Develop work experience
A summer job can be an important opportunity to earn work experience and perhaps even hone skills in your chosen field. This can help improve your resume and make it easier to land a job upon graduation.
Exposure to networking opportunities
Summer employment can also provide networking opportunities with other professionals, and these contacts can be valuable when references are needed in the future or career guidance.
Federal work-study jobs
Some students taking classes during the summer semester may qualify for work-study. Federal work-study is a form of need-based federal financial aid that helps match students with part-time jobs either on or off campus. The U.S. Department of Education says that work-study “emphasizes employment in civic education and work related to your course of study whenever possible.” Work-study jobs often have flexible working hours.
Work-study approval is based on financial factors like income and family size, meaning not all students will qualify. Since it’s a form of federal financial aid, students will apply for the program via the Free Application for Federal Student Aid (FAFSA).
Students will be assigned a maximum number of hours they may work, which is often no more than 20. Students are paid at least the federal minimum wage and can spend their cash however they wish.
When to consider summer internships
Even when not required for a degree, summer internships are a great way to gain experience in a potential career field and network with industry professionals.
Internships can be unpaid and paid, so students need to assess their financial need and desire to potentially work for the company before moving forward. Students may also check with their major’s department to see if an internship can count as a course credit.
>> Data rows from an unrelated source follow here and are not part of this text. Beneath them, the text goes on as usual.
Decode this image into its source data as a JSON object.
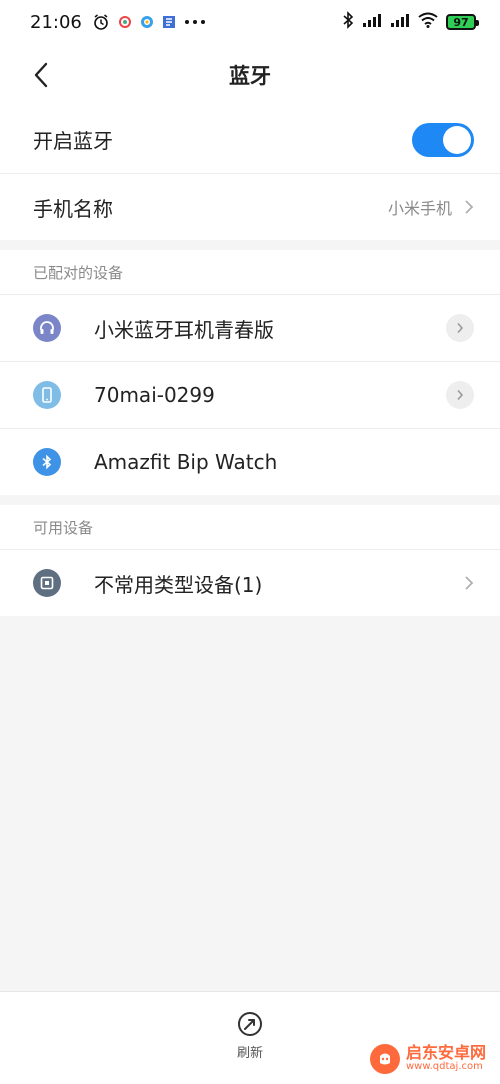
{
  "status_bar": {
    "time": "21:06",
    "battery": "97",
    "icons": [
      "alarm-icon",
      "app-notification-icon",
      "app-notification-icon",
      "app-notification-icon",
      "more-dots-icon",
      "bluetooth-icon",
      "signal-icon",
      "signal-icon",
      "wifi-icon",
      "battery-icon"
    ]
  },
  "header": {
    "title": "蓝牙",
    "back_icon": "back-arrow-icon"
  },
  "settings": {
    "bluetooth_toggle": {
      "label": "开启蓝牙",
      "enabled": true
    },
    "phone_name": {
      "label": "手机名称",
      "value": "小米手机"
    }
  },
  "paired": {
    "header": "已配对的设备",
    "devices": [
      {
        "name": "小米蓝牙耳机青春版",
        "icon": "headphones-icon",
        "icon_color": "#7b86c9"
      },
      {
        "name": "70mai-0299",
        "icon": "phone-device-icon",
        "icon_color": "#7fbde6"
      },
      {
        "name": "Amazfit Bip Watch",
        "icon": "bluetooth-icon",
        "icon_color": "#3f93e6"
      }
    ]
  },
  "available": {
    "header": "可用设备",
    "devices": [
      {
        "name": "不常用类型设备(1)",
        "icon": "generic-device-icon",
        "icon_color": "#5f6f82"
      }
    ]
  },
  "bottom": {
    "refresh_label": "刷新"
  },
  "watermark": {
    "title": "启东安卓网",
    "url": "www.qdtaj.com"
  },
  "colors": {
    "accent": "#1e88f5",
    "background": "#f5f5f5"
  }
}
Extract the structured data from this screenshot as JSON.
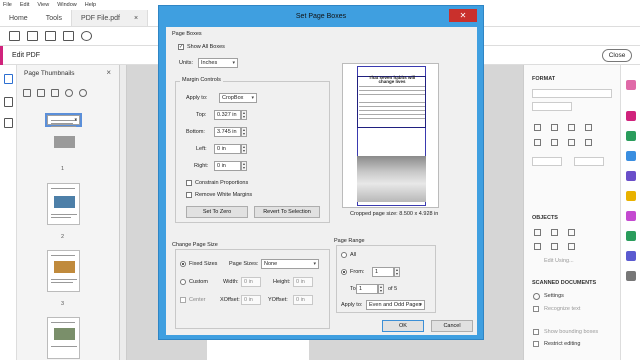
{
  "menu": [
    "File",
    "Edit",
    "View",
    "Window",
    "Help"
  ],
  "tabs": {
    "home": "Home",
    "tools": "Tools",
    "doc": "PDF File.pdf",
    "doc_close": "×"
  },
  "editbar": {
    "label": "Edit PDF",
    "close": "Close"
  },
  "thumbnails": {
    "title": "Page Thumbnails",
    "close": "×",
    "pages": [
      "1",
      "2",
      "3",
      "4"
    ]
  },
  "dialog": {
    "title": "Set Page Boxes",
    "close": "✕",
    "page_boxes": {
      "heading": "Page Boxes",
      "show_all_boxes": "Show All Boxes",
      "show_all_checked": true,
      "units_label": "Units:",
      "units_value": "Inches"
    },
    "margin_controls": {
      "heading": "Margin Controls",
      "apply_to_label": "Apply to:",
      "apply_to_value": "CropBox",
      "top_label": "Top:",
      "top_value": "0.327 in",
      "bottom_label": "Bottom:",
      "bottom_value": "3.745 in",
      "left_label": "Left:",
      "left_value": "0 in",
      "right_label": "Right:",
      "right_value": "0 in",
      "constrain": "Constrain Proportions",
      "remove_white": "Remove White Margins",
      "set_to_zero": "Set To Zero",
      "revert": "Revert To Selection"
    },
    "preview": {
      "heading": "That seven habits will change lives",
      "cropped_size": "Cropped page size: 8.500 x 4.928 in"
    },
    "change_page_size": {
      "heading": "Change Page Size",
      "fixed_sizes": "Fixed Sizes",
      "page_sizes_label": "Page Sizes:",
      "page_sizes_value": "None",
      "custom": "Custom",
      "width_label": "Width:",
      "width_value": "0 in",
      "height_label": "Height:",
      "height_value": "0 in",
      "center": "Center",
      "xoffset_label": "XOffset:",
      "xoffset_value": "0 in",
      "yoffset_label": "YOffset:",
      "yoffset_value": "0 in"
    },
    "page_range": {
      "heading": "Page Range",
      "all": "All",
      "from_label": "From:",
      "from_value": "1",
      "to_label": "To:",
      "to_value": "1",
      "of_label": "of 5",
      "apply_to_label": "Apply to:",
      "apply_to_value": "Even and Odd Pages"
    },
    "ok": "OK",
    "cancel": "Cancel"
  },
  "right_panel": {
    "format": "FORMAT",
    "objects": "OBJECTS",
    "edit_using": "Edit Using...",
    "scanned": "SCANNED DOCUMENTS",
    "settings": "Settings",
    "recognize": "Recognize text",
    "show_bounding": "Show bounding boxes",
    "restrict": "Restrict editing"
  },
  "colors": {
    "dialog_title": "#3f9fe0",
    "accent": "#d0237c",
    "selection": "#5b8fd9"
  }
}
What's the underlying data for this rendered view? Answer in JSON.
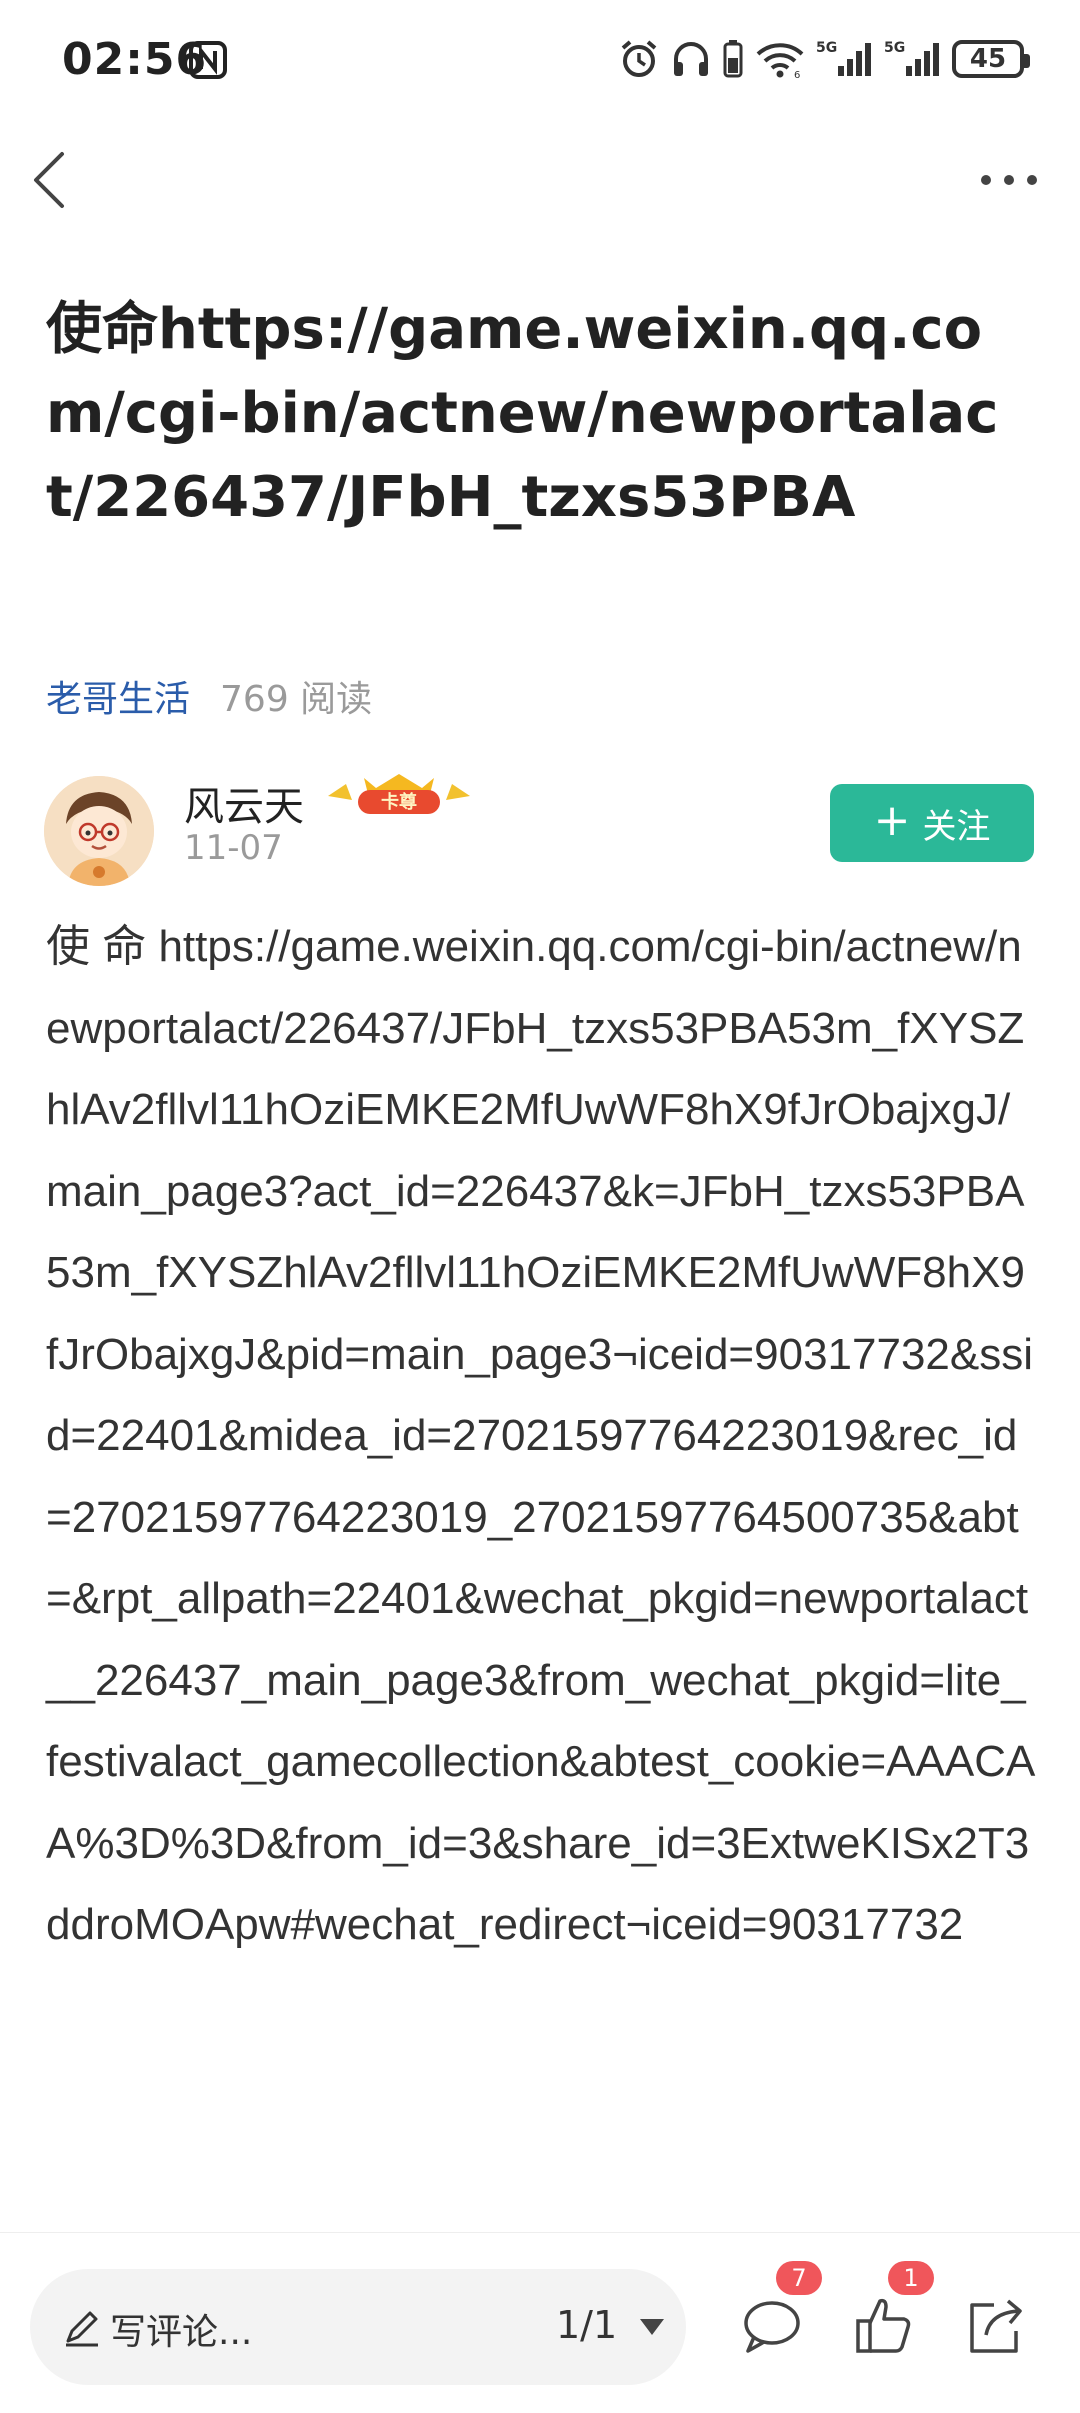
{
  "status": {
    "time": "02:56",
    "battery": "45"
  },
  "article": {
    "title": "使命https://game.weixin.qq.com/cgi-bin/actnew/newportalact/226437/JFbH_tzxs53PBA",
    "source": "老哥生活",
    "reads": "769 阅读",
    "body": "使 命 https://game.weixin.qq.com/cgi-bin/actnew/newportalact/226437/JFbH_tzxs53PBA53m_fXYSZhlAv2fllvl11hOziEMKE2MfUwWF8hX9fJrObajxgJ/main_page3?act_id=226437&k=JFbH_tzxs53PBA53m_fXYSZhlAv2fllvl11hOziEMKE2MfUwWF8hX9fJrObajxgJ&pid=main_page3¬iceid=90317732&ssid=22401&midea_id=27021597764223019&rec_id=27021597764223019_27021597764500735&abt=&rpt_allpath=22401&wechat_pkgid=newportalact__226437_main_page3&from_wechat_pkgid=lite_festivalact_gamecollection&abtest_cookie=AAACAA%3D%3D&from_id=3&share_id=3ExtweKISx2T3ddroMOApw#wechat_redirect¬iceid=90317732"
  },
  "author": {
    "name": "风云天",
    "badge": "卡尊",
    "date": "11-07",
    "follow_label": "关注"
  },
  "bottom_bar": {
    "comment_placeholder": "写评论...",
    "page_indicator": "1/1",
    "comment_count": "7",
    "like_count": "1"
  },
  "colors": {
    "accent_green": "#2bb898",
    "source_blue": "#2a5caa",
    "badge_red": "#f0565b"
  }
}
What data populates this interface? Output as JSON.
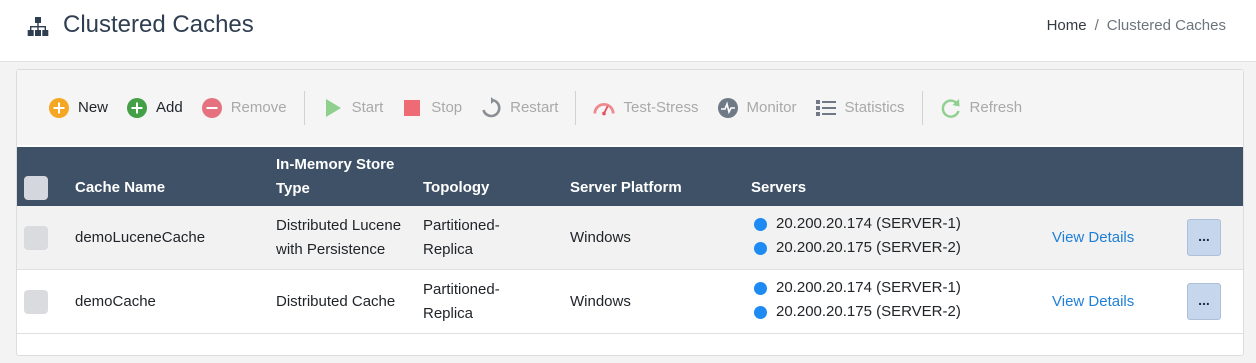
{
  "header": {
    "title": "Clustered Caches",
    "breadcrumb": {
      "home": "Home",
      "separator": "/",
      "current": "Clustered Caches"
    }
  },
  "toolbar": {
    "new": "New",
    "add": "Add",
    "remove": "Remove",
    "start": "Start",
    "stop": "Stop",
    "restart": "Restart",
    "test_stress": "Test-Stress",
    "monitor": "Monitor",
    "statistics": "Statistics",
    "refresh": "Refresh"
  },
  "table": {
    "headers": {
      "cache_name": "Cache Name",
      "store_type_line1": "In-Memory Store",
      "store_type_line2": "Type",
      "topology": "Topology",
      "platform": "Server Platform",
      "servers": "Servers"
    },
    "rows": [
      {
        "name": "demoLuceneCache",
        "store_line1": "Distributed Lucene",
        "store_line2": "with Persistence",
        "topology_line1": "Partitioned-",
        "topology_line2": "Replica",
        "platform": "Windows",
        "server1": "20.200.20.174 (SERVER-1)",
        "server2": "20.200.20.175 (SERVER-2)",
        "details": "View Details",
        "more": "..."
      },
      {
        "name": "demoCache",
        "store_line1": "Distributed Cache",
        "store_line2": "",
        "topology_line1": "Partitioned-",
        "topology_line2": "Replica",
        "platform": "Windows",
        "server1": "20.200.20.174 (SERVER-1)",
        "server2": "20.200.20.175 (SERVER-2)",
        "details": "View Details",
        "more": "..."
      }
    ]
  },
  "colors": {
    "header_bg": "#3e5166",
    "link": "#1f7fd6",
    "status_dot": "#1e8bf3",
    "new_icon": "#f5a623",
    "add_icon": "#43a047",
    "remove_icon": "#e5737f"
  }
}
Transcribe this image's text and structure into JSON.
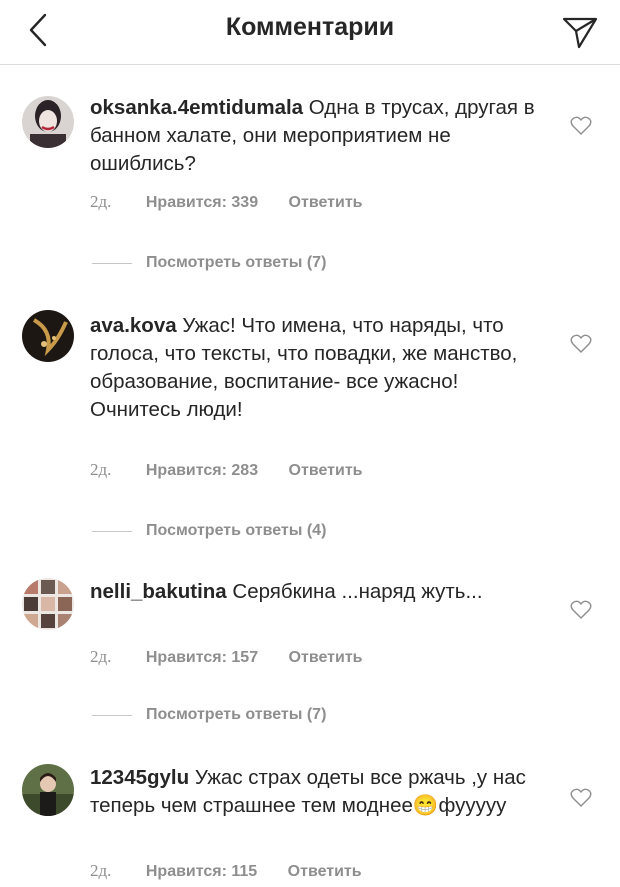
{
  "header": {
    "title": "Комментарии"
  },
  "comments": [
    {
      "username": "oksanka.4emtidumala",
      "text": "Одна в трусах, другая в банном халате, они мероприятием не ошиблись?",
      "time": "2д.",
      "likes": "Нравится: 339",
      "reply": "Ответить",
      "view_replies": "Посмотреть ответы (7)"
    },
    {
      "username": "ava.kova",
      "text": "Ужас! Что имена, что наряды, что голоса, что тексты, что повадки, же манство, образование, воспитание- все ужасно! Очнитесь люди!",
      "time": "2д.",
      "likes": "Нравится: 283",
      "reply": "Ответить",
      "view_replies": "Посмотреть ответы (4)"
    },
    {
      "username": "nelli_bakutina",
      "text": "Серябкина ...наряд жуть...",
      "time": "2д.",
      "likes": "Нравится: 157",
      "reply": "Ответить",
      "view_replies": "Посмотреть ответы (7)"
    },
    {
      "username": "12345gylu",
      "text_before": "Ужас страх одеты все ржачь ,у нас теперь чем страшнее тем моднее",
      "emoji": "😁",
      "text_after": "фууууу",
      "time": "2д.",
      "likes": "Нравится: 115",
      "reply": "Ответить"
    }
  ],
  "colors": {
    "text": "#262626",
    "secondary": "#8e8e8e",
    "divider": "#dbdbdb"
  },
  "icons": [
    "chevron-left-icon",
    "send-icon",
    "heart-icon"
  ]
}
The wage for a summer internship, if it pays at all, varies widely by field of study, the expertise of the intern and the state the internship is in; however, ZipRecruiter data shows that the average pay for a summer intern is $17 an hour.
FAFSA implications of working a summer job
Annual income is a large factor in determining how much federal financial aid a student will receive; therefore, how much they earn during the summer months will impact how much federal aid they receive. However, the impact should be minimal thanks to what’s known as an income protection allowance — a threshold for what income is counted on the FAFSA.
For independent students without dependents, any income up to $10,950 is not counted in financial aid calculations. Dependent students can earn up to $7,040 without the income being counted. Even if students earn above this amount, only 50 percent of the excess is counted against financial aid. So if a dependent student earns $10,000 over the summer, that’s $2,960 over the income protection allowance, but only $1,480 would count against them in financial aid eligibility.
The exception is federal work-study since this is a form of federal student aid, any amount earned while on the clock at one of these jobs won’t count against aid eligibility.
Students who think that they may significantly surpass these income limits have two options: forfeit their potential aid eligibility and supplement with their wages or forfeit their work hours to increase their financial aid potential. Because the risk of exceeding that income threshold is so low, especially if the student is employed only for a summer, there’s not much downside to taking on a summer job. The bigger consideration is if the student works year-round; in this case, students may want to consider what financial aid could be at risk.
The bottom line
Summer is the perfect time for a college student to make supplemental income to help offset the rising costs of a degree. With so many opportunities available that accommodate a college student’s lifestyle and schedule, it’s easier than ever to find the right work-life balance while on summer vacation.